Some others do go further and argue that simply hitting the “reset” button and restoring the companies themselves is the right path. Some of these are opportunistic and cynical hedge fund investors in the companies’ stock who would gain mightily if this happened. Some think the companies have been unfairly blamed for the system’s failure and ought to be allowed the same opportunity to pay back what the government lent them and move on as other mega-finance companies. Others believe that it is too hard to rebuild a new system, and that some decades of successful performance should count for something, even after the crisis and the firms’ collapse.
These boosters have yet to answer the tough questions of how to actually make the mousetrap better, focus it more clearly on public benefit, effectively balance the underlying tensions between private ownership and public purpose and minimize exposure by the taxpayers except in extraordinary crises. And now that we’ve had one, this is more important. The more clamor there is for preserving the companies without addressing these problems, the more focused the discussion will become on the companies and their conflicts and controversial structures, rather than their functions, and the less productive it will be.
The collapse of Fannie and Freddie is really too good a crisis to waste, as Rahm Emmanuel might put it. Creating a durable system that will support reasonable access to sustainable mortgage credit for rental and ownership housing is critical for the nation’s economic and social health.

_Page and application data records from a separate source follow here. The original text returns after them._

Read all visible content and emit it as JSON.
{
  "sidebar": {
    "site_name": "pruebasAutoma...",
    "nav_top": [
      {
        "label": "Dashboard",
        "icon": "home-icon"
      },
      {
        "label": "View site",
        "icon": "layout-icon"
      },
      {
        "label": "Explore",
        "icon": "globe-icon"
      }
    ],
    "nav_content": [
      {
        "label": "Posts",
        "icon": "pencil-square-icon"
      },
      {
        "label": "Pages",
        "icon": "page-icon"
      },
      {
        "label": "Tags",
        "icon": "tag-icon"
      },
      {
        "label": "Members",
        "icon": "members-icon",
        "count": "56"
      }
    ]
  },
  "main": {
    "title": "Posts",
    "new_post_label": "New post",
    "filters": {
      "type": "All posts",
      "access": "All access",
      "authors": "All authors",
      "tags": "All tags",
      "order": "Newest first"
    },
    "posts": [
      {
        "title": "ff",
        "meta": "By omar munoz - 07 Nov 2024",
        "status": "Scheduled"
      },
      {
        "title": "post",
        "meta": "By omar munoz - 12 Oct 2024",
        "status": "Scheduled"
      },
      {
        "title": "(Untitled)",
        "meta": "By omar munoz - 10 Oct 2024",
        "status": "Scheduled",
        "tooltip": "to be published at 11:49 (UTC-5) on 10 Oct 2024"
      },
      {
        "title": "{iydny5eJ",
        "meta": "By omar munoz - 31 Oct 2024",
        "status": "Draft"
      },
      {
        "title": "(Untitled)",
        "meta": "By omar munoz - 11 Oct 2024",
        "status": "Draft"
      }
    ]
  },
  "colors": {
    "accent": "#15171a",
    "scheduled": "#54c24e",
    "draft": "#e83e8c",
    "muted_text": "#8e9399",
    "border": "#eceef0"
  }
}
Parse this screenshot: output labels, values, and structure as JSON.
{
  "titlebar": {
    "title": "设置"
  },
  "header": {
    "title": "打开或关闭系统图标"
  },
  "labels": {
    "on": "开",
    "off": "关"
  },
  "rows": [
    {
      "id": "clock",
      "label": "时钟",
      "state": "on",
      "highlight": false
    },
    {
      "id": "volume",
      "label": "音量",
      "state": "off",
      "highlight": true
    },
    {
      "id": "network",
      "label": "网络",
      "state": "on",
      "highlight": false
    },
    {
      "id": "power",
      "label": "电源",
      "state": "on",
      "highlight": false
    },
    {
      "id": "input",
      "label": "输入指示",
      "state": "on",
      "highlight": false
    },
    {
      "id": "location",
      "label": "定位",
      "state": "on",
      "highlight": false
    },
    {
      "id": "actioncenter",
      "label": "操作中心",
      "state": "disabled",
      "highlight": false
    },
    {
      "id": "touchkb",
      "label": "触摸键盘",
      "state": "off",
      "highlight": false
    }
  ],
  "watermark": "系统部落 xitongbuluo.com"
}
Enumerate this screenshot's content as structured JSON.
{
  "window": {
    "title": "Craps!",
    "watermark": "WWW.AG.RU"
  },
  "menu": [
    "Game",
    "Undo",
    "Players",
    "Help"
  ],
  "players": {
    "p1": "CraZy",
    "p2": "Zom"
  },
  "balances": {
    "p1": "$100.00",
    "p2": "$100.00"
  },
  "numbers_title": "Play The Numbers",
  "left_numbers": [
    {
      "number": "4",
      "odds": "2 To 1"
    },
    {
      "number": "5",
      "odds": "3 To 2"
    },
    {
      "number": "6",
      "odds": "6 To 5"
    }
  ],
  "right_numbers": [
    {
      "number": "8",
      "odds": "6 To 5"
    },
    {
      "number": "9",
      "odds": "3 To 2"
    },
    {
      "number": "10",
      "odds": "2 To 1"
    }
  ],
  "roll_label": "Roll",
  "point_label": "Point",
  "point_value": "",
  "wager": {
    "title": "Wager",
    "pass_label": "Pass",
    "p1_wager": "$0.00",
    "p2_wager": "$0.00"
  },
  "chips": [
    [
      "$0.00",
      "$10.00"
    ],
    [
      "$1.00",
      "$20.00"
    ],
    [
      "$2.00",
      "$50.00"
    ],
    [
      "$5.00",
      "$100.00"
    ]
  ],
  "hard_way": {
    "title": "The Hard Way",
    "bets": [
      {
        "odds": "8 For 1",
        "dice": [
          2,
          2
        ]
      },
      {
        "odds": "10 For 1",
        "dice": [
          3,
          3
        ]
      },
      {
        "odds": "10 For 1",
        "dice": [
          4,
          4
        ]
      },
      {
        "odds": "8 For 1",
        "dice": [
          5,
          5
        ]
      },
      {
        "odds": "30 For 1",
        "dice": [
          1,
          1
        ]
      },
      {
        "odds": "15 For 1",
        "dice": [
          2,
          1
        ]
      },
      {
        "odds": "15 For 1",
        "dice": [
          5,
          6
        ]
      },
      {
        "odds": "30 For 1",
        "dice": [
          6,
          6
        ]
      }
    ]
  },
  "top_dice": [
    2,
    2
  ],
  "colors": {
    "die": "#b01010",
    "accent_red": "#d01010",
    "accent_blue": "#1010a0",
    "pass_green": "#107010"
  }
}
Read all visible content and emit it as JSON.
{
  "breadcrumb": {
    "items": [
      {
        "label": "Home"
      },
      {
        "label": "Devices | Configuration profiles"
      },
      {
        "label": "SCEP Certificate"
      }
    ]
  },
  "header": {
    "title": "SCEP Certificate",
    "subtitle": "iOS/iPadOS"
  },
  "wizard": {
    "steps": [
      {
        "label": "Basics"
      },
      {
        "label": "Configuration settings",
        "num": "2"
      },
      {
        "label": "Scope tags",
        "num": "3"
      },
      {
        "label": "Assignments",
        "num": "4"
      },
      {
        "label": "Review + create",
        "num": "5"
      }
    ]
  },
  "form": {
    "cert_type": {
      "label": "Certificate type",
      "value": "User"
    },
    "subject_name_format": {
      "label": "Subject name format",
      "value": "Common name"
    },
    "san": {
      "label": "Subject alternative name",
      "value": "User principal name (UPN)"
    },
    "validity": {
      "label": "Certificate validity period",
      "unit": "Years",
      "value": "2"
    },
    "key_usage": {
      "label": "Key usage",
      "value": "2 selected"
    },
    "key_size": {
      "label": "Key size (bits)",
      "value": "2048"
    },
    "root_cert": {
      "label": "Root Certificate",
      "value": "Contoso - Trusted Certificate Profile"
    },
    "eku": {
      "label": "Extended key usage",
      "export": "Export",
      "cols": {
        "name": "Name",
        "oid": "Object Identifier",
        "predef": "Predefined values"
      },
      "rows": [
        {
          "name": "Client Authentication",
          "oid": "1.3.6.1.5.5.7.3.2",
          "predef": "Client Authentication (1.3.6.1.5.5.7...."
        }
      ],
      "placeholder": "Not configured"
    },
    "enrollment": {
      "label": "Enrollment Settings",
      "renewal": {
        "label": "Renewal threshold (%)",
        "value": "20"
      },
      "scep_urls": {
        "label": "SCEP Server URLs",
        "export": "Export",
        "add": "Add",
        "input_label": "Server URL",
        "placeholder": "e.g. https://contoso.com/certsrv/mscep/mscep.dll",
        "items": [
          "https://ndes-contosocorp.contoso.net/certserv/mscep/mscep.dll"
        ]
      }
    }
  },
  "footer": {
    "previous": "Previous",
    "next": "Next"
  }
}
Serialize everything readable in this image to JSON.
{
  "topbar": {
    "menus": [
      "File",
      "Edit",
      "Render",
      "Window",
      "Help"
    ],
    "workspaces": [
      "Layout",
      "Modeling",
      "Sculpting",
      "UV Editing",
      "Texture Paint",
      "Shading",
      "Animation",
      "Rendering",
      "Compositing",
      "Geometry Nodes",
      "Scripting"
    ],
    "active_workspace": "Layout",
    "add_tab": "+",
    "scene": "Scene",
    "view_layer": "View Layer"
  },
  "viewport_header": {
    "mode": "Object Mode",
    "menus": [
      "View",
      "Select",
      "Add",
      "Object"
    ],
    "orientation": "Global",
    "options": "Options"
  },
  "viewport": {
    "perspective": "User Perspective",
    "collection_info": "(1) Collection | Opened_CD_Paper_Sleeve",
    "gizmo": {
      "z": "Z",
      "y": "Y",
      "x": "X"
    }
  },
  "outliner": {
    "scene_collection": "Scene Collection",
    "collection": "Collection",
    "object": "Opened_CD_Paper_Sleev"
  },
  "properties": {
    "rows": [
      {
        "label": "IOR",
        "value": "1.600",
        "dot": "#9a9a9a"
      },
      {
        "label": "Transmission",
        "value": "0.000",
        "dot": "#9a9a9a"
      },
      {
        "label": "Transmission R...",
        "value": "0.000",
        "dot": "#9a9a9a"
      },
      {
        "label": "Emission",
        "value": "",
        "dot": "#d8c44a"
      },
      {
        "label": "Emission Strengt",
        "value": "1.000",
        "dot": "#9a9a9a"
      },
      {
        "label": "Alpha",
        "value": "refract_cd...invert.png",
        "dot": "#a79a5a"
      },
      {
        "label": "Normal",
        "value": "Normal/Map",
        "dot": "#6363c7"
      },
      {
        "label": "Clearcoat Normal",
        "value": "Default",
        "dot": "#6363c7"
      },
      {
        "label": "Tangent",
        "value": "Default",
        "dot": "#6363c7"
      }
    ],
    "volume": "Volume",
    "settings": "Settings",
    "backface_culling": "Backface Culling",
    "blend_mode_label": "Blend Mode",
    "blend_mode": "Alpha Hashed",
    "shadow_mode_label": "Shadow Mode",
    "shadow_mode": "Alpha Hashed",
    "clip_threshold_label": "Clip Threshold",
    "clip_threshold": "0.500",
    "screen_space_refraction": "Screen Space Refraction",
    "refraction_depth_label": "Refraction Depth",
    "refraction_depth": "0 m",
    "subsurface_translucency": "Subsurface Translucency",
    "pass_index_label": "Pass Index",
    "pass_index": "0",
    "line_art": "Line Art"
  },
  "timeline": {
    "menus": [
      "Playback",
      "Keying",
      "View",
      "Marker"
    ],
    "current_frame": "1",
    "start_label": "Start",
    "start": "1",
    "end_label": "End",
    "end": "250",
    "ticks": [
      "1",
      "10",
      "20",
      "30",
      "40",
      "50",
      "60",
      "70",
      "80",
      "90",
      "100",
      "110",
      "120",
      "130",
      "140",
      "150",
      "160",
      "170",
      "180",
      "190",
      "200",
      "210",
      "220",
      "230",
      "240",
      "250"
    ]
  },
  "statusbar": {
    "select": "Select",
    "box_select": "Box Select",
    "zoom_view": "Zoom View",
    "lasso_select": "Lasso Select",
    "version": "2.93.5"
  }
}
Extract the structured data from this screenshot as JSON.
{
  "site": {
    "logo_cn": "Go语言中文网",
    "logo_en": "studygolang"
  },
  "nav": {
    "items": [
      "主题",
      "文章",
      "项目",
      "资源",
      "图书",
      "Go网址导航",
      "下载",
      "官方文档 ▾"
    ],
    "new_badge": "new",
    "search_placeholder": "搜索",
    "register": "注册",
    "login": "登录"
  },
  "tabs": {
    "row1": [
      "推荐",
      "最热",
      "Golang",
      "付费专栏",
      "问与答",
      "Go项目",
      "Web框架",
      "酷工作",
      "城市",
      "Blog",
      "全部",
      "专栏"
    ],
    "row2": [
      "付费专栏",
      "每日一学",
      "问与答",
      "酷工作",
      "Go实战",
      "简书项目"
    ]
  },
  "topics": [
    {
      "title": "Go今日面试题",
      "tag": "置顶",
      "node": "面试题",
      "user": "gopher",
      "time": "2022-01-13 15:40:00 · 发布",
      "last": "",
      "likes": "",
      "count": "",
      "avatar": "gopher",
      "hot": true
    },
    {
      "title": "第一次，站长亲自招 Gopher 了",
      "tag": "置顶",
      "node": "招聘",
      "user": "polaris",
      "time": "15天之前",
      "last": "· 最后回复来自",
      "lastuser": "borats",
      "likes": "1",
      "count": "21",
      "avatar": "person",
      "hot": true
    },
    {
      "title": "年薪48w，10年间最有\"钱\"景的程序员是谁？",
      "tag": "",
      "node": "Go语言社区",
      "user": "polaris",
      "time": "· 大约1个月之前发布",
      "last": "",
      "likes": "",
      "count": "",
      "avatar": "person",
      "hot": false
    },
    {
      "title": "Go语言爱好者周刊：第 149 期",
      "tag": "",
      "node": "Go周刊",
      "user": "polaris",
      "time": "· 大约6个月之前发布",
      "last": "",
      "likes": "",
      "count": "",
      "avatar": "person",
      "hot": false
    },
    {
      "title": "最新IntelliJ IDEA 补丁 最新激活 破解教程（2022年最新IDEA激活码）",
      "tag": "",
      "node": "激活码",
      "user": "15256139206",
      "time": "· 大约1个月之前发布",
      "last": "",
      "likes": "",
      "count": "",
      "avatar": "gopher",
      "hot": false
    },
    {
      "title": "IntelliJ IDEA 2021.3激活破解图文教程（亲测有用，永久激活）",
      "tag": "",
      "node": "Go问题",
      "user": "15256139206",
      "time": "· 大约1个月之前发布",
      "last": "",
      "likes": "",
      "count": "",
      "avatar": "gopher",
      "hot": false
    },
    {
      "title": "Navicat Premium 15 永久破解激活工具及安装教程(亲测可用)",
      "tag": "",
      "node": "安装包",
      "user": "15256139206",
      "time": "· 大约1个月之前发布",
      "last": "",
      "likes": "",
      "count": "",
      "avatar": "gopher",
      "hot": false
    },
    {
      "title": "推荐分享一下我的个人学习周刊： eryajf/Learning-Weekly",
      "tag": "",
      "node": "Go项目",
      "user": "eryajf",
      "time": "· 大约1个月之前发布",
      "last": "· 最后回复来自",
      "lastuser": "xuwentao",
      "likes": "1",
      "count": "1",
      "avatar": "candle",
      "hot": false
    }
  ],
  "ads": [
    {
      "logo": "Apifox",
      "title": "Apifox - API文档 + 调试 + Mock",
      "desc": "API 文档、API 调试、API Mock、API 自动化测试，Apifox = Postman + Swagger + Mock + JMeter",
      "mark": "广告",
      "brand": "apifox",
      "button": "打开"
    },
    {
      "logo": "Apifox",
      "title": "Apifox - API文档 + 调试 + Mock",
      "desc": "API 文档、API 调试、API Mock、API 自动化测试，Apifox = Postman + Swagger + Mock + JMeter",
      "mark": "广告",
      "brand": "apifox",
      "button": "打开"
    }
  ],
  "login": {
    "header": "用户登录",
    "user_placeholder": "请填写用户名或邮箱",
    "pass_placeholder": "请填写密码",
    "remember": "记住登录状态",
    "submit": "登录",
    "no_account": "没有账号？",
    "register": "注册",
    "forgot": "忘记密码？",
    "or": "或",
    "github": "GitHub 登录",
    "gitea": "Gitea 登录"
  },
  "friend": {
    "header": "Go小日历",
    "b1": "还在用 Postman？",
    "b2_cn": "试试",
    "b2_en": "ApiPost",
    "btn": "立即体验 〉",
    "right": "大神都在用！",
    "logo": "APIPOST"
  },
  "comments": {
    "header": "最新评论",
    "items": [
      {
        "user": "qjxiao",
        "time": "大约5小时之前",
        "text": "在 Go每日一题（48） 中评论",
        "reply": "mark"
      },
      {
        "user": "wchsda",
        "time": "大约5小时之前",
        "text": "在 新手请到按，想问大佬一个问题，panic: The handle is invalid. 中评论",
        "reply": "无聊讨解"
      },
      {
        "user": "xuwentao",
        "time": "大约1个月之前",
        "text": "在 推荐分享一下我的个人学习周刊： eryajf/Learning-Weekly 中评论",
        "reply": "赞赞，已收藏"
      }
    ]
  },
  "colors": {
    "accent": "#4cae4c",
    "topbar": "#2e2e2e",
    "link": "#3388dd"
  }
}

It’s easier to take the bus, but I hope we’ll get out and walk this time.